=== Task objective ===
With pictures removed, the data below should be returned exactly.

=== Dataset ===
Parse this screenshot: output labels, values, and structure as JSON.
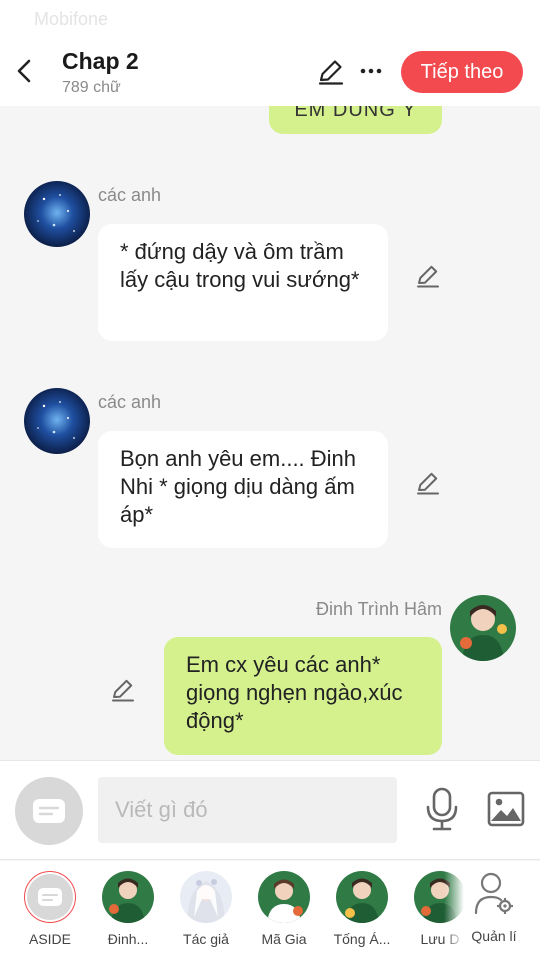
{
  "status_bar": {
    "carrier": "Mobifone"
  },
  "header": {
    "title": "Chap 2",
    "word_count": "789 chữ",
    "next_label": "Tiếp theo",
    "accent_color": "#f24a4e"
  },
  "chat": {
    "messages": [
      {
        "side": "right",
        "text": "EM DÙNG Ý"
      },
      {
        "side": "left",
        "sender": "các anh",
        "text": "* đứng dậy và ôm trầm lấy cậu trong vui sướng*"
      },
      {
        "side": "left",
        "sender": "các anh",
        "text": "Bọn anh yêu em.... Đinh Nhi * giọng dịu dàng ấm áp*"
      },
      {
        "side": "right",
        "sender": "Đinh Trình Hâm",
        "text": "Em cx yêu các anh* giọng nghẹn ngào,xúc động*"
      }
    ],
    "green_bubble_color": "#d4f18e"
  },
  "input": {
    "placeholder": "Viết gì đó"
  },
  "characters": [
    {
      "label": "ASIDE",
      "icon": "chat-bubble-icon",
      "selected": true
    },
    {
      "label": "Đinh...",
      "icon": "character-avatar"
    },
    {
      "label": "Tác giả",
      "icon": "author-avatar"
    },
    {
      "label": "Mã Gia",
      "icon": "character-avatar"
    },
    {
      "label": "Tống Á...",
      "icon": "character-avatar"
    },
    {
      "label": "Lưu D",
      "icon": "character-avatar"
    }
  ],
  "manage": {
    "label": "Quản lí",
    "icon": "user-settings-icon"
  }
}
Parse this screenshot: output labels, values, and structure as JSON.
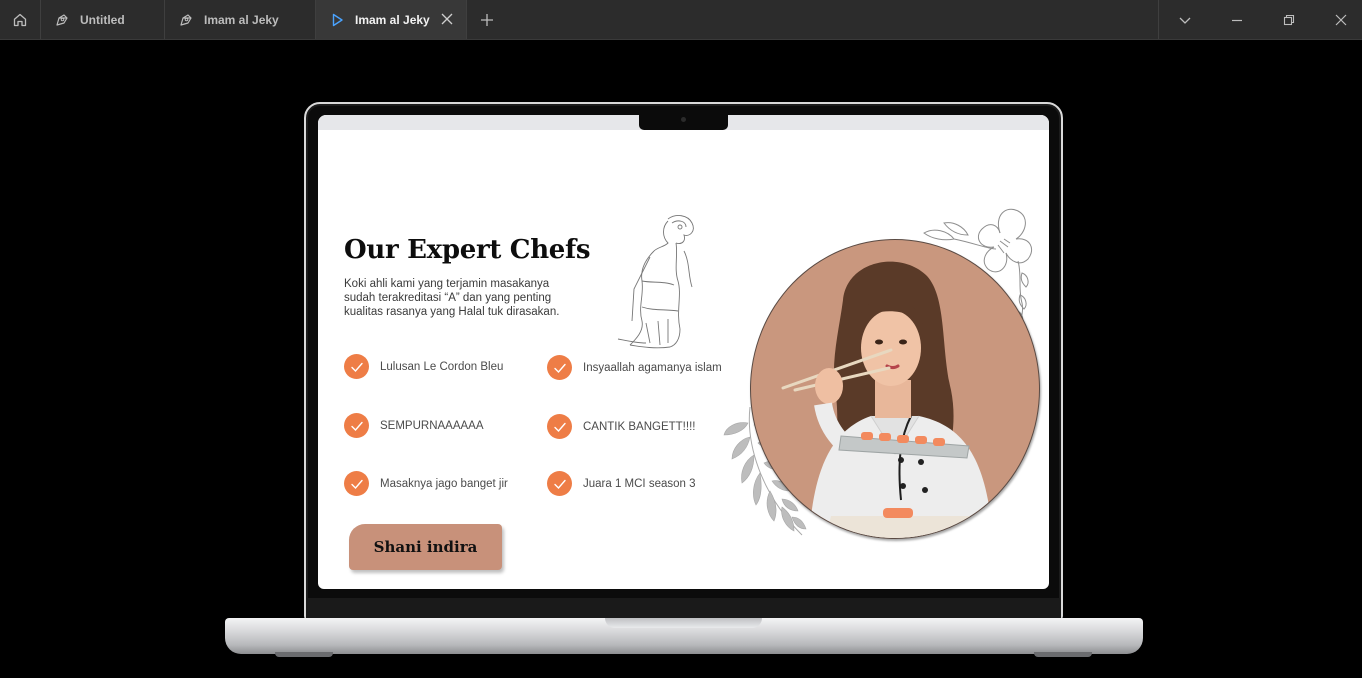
{
  "tabs": [
    {
      "label": "Untitled",
      "icon": "figma-file-icon",
      "active": false
    },
    {
      "label": "Imam al Jeky",
      "icon": "figma-file-icon",
      "active": false
    },
    {
      "label": "Imam al Jeky",
      "icon": "play-prototype-icon",
      "active": true
    }
  ],
  "colors": {
    "accent": "#ee7d46",
    "portrait_bg": "#c9977e",
    "button_bg": "#c8917a",
    "titlebar": "#2c2c2c"
  },
  "page": {
    "title": "Our Expert Chefs",
    "description": "Koki ahli kami yang terjamin masakanya sudah terakreditasi “A” dan yang penting kualitas rasanya yang Halal tuk dirasakan.",
    "features": [
      "Lulusan Le Cordon Bleu",
      "Insyaallah agamanya islam",
      "SEMPURNAAAAAA",
      "CANTIK BANGETT!!!!",
      "Masaknya jago banget jir",
      "Juara 1 MCI season 3"
    ],
    "chef_name": "Shani indira"
  }
}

=== Result for this exercise ===
Parse this screenshot: output labels, values, and structure as JSON.
{
  "status_bar": {
    "carrier": "Mobifone"
  },
  "header": {
    "title": "Chap 2",
    "word_count": "789 chữ",
    "next_label": "Tiếp theo",
    "accent_color": "#f24a4e"
  },
  "chat": {
    "messages": [
      {
        "side": "right",
        "text": "EM DÙNG Ý"
      },
      {
        "side": "left",
        "sender": "các anh",
        "text": "* đứng dậy và ôm trầm lấy cậu trong vui sướng*"
      },
      {
        "side": "left",
        "sender": "các anh",
        "text": "Bọn anh yêu em.... Đinh Nhi * giọng dịu dàng ấm áp*"
      },
      {
        "side": "right",
        "sender": "Đinh Trình Hâm",
        "text": "Em cx yêu các anh* giọng nghẹn ngào,xúc động*"
      }
    ],
    "green_bubble_color": "#d4f18e"
  },
  "input": {
    "placeholder": "Viết gì đó"
  },
  "characters": [
    {
      "label": "ASIDE",
      "icon": "chat-bubble-icon",
      "selected": true
    },
    {
      "label": "Đinh...",
      "icon": "character-avatar"
    },
    {
      "label": "Tác giả",
      "icon": "author-avatar"
    },
    {
      "label": "Mã Gia",
      "icon": "character-avatar"
    },
    {
      "label": "Tống Á...",
      "icon": "character-avatar"
    },
    {
      "label": "Lưu D",
      "icon": "character-avatar"
    }
  ],
  "manage": {
    "label": "Quản lí",
    "icon": "user-settings-icon"
  }
}
Parse this screenshot: output labels, values, and structure as JSON.
{
  "tabs": [
    {
      "label": "Untitled",
      "icon": "figma-file-icon",
      "active": false
    },
    {
      "label": "Imam al Jeky",
      "icon": "figma-file-icon",
      "active": false
    },
    {
      "label": "Imam al Jeky",
      "icon": "play-prototype-icon",
      "active": true
    }
  ],
  "colors": {
    "accent": "#ee7d46",
    "portrait_bg": "#c9977e",
    "button_bg": "#c8917a",
    "titlebar": "#2c2c2c"
  },
  "page": {
    "title": "Our Expert Chefs",
    "description": "Koki ahli kami yang terjamin masakanya sudah terakreditasi “A” dan yang penting kualitas rasanya yang Halal tuk dirasakan.",
    "features": [
      "Lulusan Le Cordon Bleu",
      "Insyaallah agamanya islam",
      "SEMPURNAAAAAA",
      "CANTIK BANGETT!!!!",
      "Masaknya jago banget jir",
      "Juara 1 MCI season 3"
    ],
    "chef_name": "Shani indira"
  }
}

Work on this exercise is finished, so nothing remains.